The blurbs on the back cover are by Diana Wynne Jones (who compares it to Alice in Wonderland), Terry Pratchett (one of my favorite authors), and Lemony Snickett, who goes off on his own amusing riff:
This book tells a fascinating and disturbing story that frightened me nearly to death. Unless you want to find yourself hiding under your bed, with your thumb in your mouth, trembling with fear and making terrible noises, I suggest that you step very slowly away from this book and go find another source of amusement, such as investigating an unsolved crime or making a small animal out of yarn.

(Too bad I don't like the "Series of Unfortunate Events" books. I love his writing here.)
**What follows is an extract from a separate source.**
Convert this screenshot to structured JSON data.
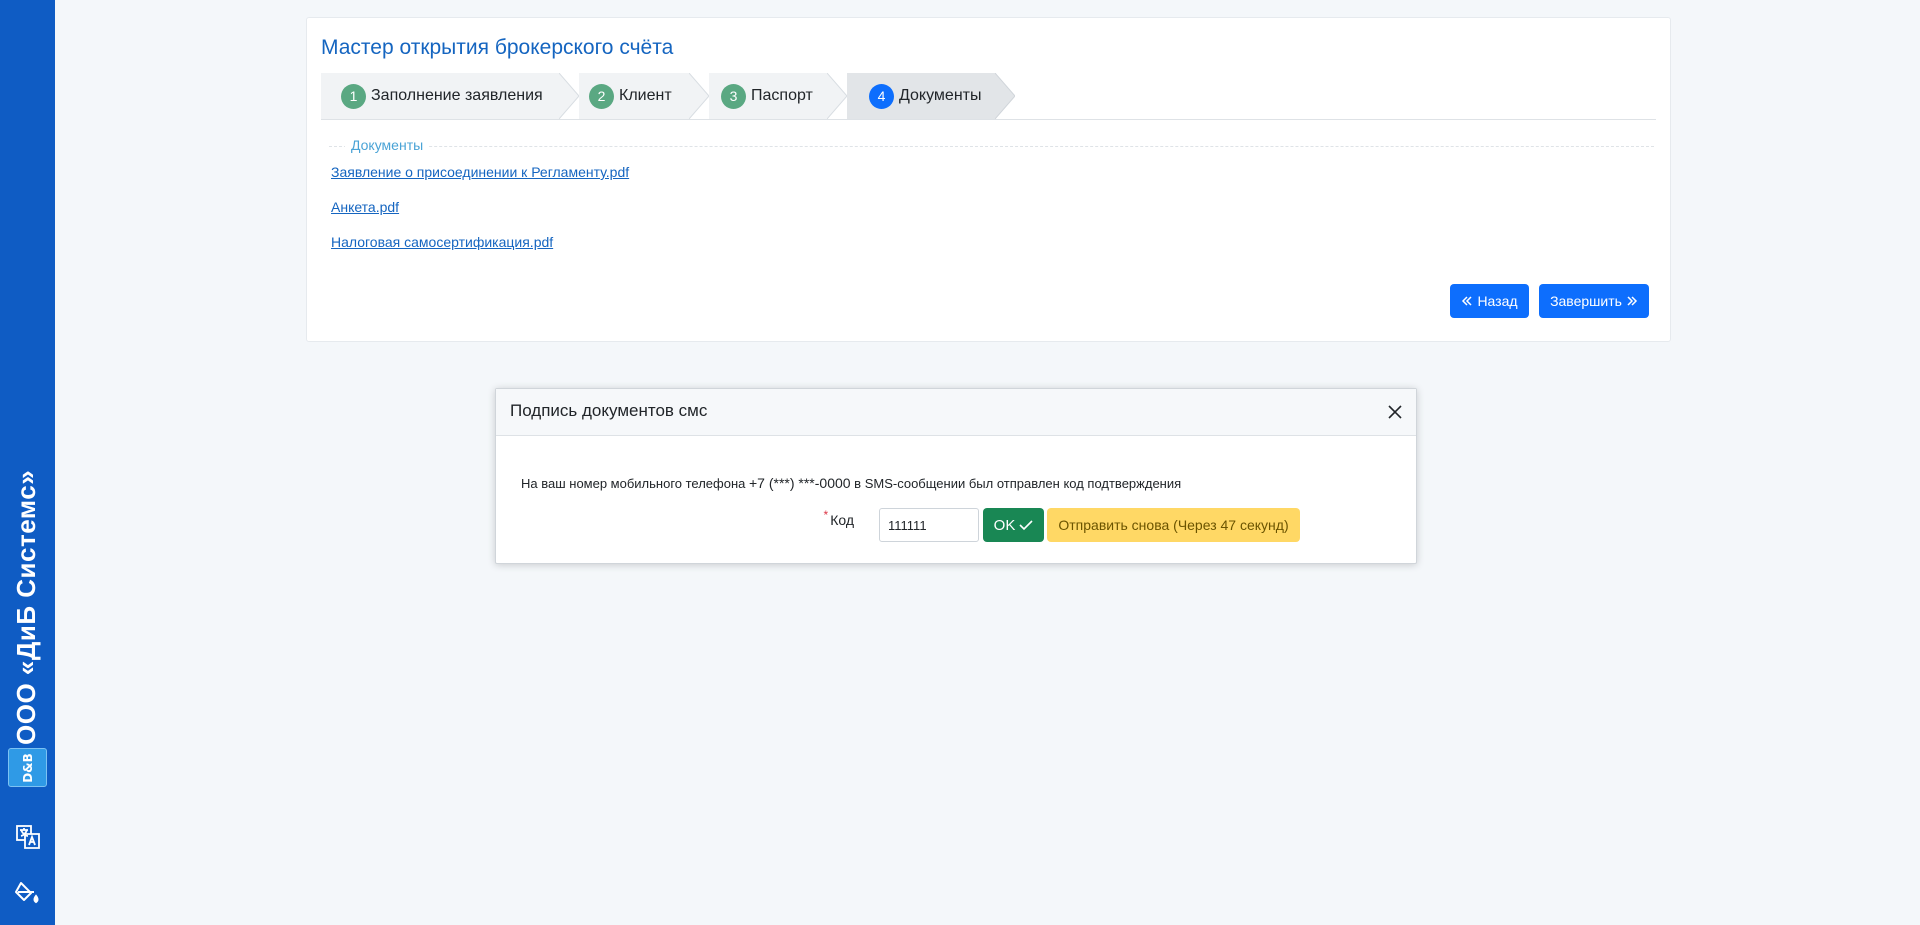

Pratchett notes,
This book will send a shiver down your spine, out through your shoes, and into a taxi to the airport. It has the delicate horror of the finest fairy tales, and it is a masterpiece. And you will never think about buttons in quite the same way again.
And the illustrations by Dave McKean are fantastically creepy. I hope Gaiman doesn't mind if I reproduce one here (I'm fairly certain he's not one of the 3 or 4 regular readers of this blog):

The pen-and-ink drawings are spare but detailed and evoke the text's atmosphere perfectly.
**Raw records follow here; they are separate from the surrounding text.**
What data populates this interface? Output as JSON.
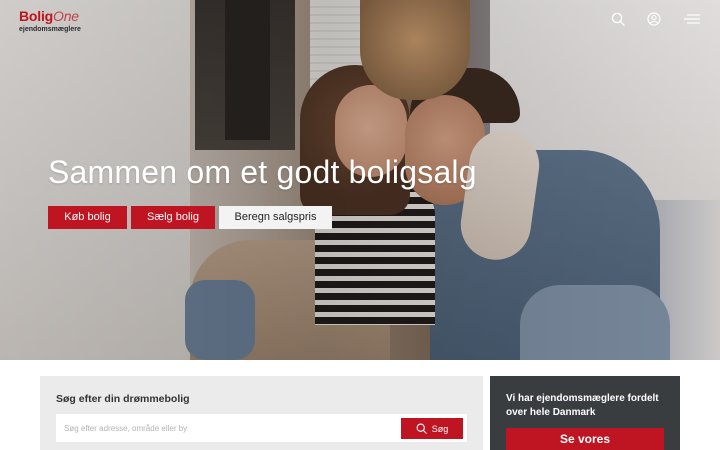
{
  "header": {
    "logo": {
      "bolig": "Bolig",
      "one": "One",
      "subtitle": "ejendomsmæglere"
    },
    "icons": [
      "search-icon",
      "user-icon",
      "menu-icon"
    ]
  },
  "hero": {
    "title": "Sammen om et godt boligsalg",
    "buttons": {
      "buy": "Køb bolig",
      "sell": "Sælg bolig",
      "valuation": "Beregn salgspris"
    }
  },
  "search": {
    "title": "Søg efter din drømmebolig",
    "placeholder": "Søg efter adresse, område eller by",
    "button": "Søg"
  },
  "agents": {
    "text": "Vi har ejendomsmæglere fordelt over hele Danmark",
    "button": "Se vores"
  },
  "colors": {
    "brand_red": "#bf1422",
    "panel_dark": "#3a3d40",
    "panel_light": "#ebebeb"
  }
}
I can't wait to read more.

Friday, December 01, 2006

Tarot Card Meme

You are The Lovers

Motive, power, and action, arising from Inspiration and Impulse.

The Lovers represents intuition and inspiration. Very often a choice needs to be made.

Originally, this card was called just LOVE. And that's actually more apt than "Lovers." Love follows in this sequence of growth and maturity. And, coming after the Emperor, who is about control, it is a radical change in perspective. LOVE is a force that makes you choose and decide for reasons you often can't understand; it makes you surrender control to a higher power. And that is what this card is all about. Finding something or someone who is so much a part of yourself, so perfectly attuned to you and you to them, that you cannot, dare not resist. This card indicates that the you have or will come across a person, career, challenge or thing that you will fall in love with. You will know instinctively that you must have this, even if it means diverging from your chosen path. No matter the difficulties, without it you will never be complete.

What Tarot Card are You?
Take the Test to Find Out.